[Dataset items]

-----

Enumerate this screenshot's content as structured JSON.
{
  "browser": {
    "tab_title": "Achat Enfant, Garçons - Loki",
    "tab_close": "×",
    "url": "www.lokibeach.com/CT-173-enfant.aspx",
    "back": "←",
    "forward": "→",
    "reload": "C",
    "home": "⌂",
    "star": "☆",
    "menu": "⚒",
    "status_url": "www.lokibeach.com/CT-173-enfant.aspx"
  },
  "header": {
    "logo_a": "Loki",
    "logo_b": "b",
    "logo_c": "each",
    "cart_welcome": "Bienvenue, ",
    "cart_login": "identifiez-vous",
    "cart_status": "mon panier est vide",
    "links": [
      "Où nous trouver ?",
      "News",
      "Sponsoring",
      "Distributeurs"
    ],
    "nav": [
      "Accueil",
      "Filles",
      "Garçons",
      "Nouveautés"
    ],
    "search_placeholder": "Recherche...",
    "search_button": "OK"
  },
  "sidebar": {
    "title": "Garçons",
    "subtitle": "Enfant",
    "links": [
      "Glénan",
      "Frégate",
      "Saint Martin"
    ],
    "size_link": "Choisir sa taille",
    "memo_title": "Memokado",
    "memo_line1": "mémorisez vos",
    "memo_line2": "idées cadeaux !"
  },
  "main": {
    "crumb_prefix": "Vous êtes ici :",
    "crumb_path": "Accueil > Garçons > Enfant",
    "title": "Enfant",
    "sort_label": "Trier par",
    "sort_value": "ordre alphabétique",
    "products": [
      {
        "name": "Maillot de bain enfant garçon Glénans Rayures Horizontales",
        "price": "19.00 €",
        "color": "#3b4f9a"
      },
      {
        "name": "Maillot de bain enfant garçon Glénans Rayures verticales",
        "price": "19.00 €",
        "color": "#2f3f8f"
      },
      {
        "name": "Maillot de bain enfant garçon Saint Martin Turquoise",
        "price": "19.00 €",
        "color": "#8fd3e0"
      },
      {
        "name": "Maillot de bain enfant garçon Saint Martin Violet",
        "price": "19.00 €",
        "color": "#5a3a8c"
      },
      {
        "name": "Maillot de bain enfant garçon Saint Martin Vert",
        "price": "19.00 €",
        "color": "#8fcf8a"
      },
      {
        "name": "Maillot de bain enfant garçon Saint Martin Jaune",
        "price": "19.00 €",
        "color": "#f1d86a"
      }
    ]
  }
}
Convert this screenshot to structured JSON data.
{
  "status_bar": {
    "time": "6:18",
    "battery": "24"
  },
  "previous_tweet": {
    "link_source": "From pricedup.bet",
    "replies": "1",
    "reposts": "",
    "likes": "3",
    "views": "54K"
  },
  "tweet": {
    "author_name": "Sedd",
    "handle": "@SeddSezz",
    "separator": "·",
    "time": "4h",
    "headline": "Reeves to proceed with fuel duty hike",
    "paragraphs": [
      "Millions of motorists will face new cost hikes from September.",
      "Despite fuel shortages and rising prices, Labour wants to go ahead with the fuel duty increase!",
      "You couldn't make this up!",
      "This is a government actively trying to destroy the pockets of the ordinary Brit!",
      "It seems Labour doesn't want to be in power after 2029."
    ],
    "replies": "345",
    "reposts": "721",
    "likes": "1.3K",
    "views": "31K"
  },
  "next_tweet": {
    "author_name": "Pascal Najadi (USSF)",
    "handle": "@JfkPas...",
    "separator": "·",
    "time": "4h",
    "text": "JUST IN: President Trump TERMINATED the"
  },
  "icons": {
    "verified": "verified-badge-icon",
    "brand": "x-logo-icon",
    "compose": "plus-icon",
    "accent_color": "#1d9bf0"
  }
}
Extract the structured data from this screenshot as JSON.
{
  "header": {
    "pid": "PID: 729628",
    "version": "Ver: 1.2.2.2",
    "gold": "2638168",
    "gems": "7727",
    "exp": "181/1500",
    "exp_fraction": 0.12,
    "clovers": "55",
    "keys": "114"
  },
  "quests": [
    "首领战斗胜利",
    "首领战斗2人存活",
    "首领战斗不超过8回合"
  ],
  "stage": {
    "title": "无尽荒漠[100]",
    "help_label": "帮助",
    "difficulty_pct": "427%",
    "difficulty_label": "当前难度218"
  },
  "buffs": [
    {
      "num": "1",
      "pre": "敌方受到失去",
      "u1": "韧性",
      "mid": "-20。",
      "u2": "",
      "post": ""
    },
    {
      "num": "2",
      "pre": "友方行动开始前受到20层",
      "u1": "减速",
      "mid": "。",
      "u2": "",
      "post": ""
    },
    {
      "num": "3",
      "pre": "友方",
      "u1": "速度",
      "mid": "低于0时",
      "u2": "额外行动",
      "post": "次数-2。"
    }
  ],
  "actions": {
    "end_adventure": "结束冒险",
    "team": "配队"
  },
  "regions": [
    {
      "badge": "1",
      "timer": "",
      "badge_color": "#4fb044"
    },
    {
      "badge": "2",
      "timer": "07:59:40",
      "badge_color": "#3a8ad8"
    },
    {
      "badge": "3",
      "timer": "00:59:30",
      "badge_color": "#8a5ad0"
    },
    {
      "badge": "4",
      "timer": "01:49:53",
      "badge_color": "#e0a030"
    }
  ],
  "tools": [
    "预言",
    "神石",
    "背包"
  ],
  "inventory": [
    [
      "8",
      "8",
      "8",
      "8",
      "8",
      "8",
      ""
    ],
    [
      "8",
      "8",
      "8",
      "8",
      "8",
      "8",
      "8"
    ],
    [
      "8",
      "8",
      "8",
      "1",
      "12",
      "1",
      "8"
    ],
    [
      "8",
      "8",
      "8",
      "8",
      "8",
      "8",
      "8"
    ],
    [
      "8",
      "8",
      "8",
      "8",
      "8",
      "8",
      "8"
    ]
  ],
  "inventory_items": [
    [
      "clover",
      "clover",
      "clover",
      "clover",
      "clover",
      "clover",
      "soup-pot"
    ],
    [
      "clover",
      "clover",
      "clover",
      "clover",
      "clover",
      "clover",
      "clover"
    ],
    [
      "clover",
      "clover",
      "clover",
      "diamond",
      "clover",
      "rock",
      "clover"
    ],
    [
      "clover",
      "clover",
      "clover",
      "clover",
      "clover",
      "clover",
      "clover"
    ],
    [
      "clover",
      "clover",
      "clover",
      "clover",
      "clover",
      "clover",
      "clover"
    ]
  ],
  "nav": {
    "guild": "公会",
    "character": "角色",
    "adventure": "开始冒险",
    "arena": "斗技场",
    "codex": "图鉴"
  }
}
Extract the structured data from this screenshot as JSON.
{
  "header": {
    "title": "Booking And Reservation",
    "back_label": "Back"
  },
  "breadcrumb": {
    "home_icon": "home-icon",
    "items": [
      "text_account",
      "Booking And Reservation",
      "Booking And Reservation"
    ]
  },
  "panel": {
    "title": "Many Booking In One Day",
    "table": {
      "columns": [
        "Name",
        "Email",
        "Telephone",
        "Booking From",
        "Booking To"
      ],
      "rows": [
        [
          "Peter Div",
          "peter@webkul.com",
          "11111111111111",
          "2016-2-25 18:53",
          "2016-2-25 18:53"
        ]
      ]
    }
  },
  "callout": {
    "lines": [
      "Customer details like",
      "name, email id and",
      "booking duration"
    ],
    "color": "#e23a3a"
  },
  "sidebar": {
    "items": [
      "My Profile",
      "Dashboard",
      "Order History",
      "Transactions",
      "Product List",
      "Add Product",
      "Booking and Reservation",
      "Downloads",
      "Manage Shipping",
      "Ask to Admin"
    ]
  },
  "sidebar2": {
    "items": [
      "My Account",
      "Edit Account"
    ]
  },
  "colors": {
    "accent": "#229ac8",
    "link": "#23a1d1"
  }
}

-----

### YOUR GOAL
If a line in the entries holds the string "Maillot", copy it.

### SOLUTION TO THIS EXERCISE
        "name": "Maillot de bain enfant garçon Glénans Rayures Horizontales",
        "name": "Maillot de bain enfant garçon Glénans Rayures verticales",
        "name": "Maillot de bain enfant garçon Saint Martin Turquoise",
        "name": "Maillot de bain enfant garçon Saint Martin Violet",
        "name": "Maillot de bain enfant garçon Saint Martin Vert",
        "name": "Maillot de bain enfant garçon Saint Martin Jaune",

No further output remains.